Gold futures fluctuated within a relatively narrow range during today’s US session


Gold futures fluctuated within a relatively narrow range during today’s US session following the decline of the US Dollar Index after US released important economic data and looking forward to the announcement of the US President Donald Trump to reveal his candidate to head the Federal Reserve.

At 02:56 p.m. GMT gold futures for 16 December delivery rose 0.09% to $1.278.40 an ounce, compared to the opening price at $1.277.30 an ounce, while US Dollar Index declined 0.10% to 94.72 compared to opening at 94.81.

At the same time the first reading of  Employment Cost Index was released which indicated a robust growth rate of 0.5%, in line with expectations, compared to Q2 of 0.2%, nonfarm productivity rose to 3.0% in Q3, compared to 1.5% in Q3, surpassing expectations of 2.5%.

Following the release of change in nonfarm payrolls which revealed a surprise acceleration in job creation, as about 235 thousand jobs were added last September and the official report of nonfarm payrolls for October is expected to disclose adding about 311 thousand jobs, US unemployment rate is expected to held steady at its lowest since March 2001 at 4.2%, also US weekly jobless claims declined 5000 claims to 229 thousand, compared to expectations of about 235 thousand.

Now markets focus on Trump’s official announcement of his candidate to head US Federal Reserve, as well as investors are await the statements of the FOMC member and the president of Federal Reserve Bank of New York William Dudley.

It should be noted that the Federal Reserve concluded its last meeting held at the end of October and early November in Washington leaving the US interest rates between 1.00% and 1.25% for the third meeting in a row and emphasizing the need to move forward with tightening monetary policy gradually over the upcoming period.

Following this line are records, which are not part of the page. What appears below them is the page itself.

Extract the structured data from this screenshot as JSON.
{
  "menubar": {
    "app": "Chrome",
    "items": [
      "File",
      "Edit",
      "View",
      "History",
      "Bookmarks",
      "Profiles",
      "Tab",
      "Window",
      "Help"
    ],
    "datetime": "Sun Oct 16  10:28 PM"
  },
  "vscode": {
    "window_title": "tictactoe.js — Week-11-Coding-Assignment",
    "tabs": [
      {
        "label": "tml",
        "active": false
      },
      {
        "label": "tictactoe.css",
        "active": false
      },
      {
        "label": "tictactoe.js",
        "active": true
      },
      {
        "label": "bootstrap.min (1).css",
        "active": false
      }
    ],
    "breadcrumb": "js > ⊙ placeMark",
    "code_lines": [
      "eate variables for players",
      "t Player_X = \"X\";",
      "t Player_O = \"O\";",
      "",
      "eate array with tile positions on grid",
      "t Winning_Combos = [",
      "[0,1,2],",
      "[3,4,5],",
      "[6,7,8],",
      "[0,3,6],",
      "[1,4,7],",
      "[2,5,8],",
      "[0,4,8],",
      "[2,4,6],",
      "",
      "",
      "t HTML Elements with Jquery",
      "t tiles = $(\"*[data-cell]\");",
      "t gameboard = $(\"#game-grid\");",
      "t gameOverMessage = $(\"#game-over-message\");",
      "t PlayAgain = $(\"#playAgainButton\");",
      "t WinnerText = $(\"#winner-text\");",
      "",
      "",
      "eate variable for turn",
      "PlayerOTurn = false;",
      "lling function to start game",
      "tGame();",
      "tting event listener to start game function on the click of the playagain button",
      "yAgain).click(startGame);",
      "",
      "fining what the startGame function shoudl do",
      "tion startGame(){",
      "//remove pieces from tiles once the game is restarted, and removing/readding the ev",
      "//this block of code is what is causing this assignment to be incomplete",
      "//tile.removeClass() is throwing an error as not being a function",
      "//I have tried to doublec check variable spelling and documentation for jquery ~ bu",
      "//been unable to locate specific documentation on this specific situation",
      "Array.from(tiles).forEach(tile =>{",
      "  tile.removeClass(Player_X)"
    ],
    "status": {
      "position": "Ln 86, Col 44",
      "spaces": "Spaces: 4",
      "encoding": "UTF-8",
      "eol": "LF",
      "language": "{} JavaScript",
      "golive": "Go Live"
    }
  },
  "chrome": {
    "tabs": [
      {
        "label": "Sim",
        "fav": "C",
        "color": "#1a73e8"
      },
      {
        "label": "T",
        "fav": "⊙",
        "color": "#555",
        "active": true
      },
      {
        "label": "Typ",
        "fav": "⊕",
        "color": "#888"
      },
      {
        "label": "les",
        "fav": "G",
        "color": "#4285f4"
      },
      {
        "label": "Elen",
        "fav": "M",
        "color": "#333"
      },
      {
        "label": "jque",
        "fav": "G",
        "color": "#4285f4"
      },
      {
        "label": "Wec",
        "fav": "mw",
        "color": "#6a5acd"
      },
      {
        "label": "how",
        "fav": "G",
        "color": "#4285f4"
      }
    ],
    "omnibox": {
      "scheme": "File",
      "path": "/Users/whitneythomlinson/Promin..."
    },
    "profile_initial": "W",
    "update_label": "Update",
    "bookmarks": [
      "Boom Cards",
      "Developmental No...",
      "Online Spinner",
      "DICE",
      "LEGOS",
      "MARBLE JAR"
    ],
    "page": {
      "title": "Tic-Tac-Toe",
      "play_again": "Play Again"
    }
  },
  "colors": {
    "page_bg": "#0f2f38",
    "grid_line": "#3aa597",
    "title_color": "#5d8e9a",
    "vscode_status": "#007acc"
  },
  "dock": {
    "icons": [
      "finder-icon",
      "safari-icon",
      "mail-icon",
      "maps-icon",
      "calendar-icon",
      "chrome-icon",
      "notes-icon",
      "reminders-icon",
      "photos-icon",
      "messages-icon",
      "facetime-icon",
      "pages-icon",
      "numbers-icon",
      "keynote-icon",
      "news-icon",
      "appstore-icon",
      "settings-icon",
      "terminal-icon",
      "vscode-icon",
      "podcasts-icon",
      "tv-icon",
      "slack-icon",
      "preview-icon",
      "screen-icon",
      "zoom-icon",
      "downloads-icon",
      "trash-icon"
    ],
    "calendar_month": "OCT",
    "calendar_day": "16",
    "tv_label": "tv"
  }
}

Furthermore FOMC members commended the robust growth and the increase of US job growth, while reduced the concerns over the negative impact of hurricanes that hit the United States recently, supporting the expectations of raising short-term interest rates for the third time this year to 1.25% and 1.50% at its next meeting in December.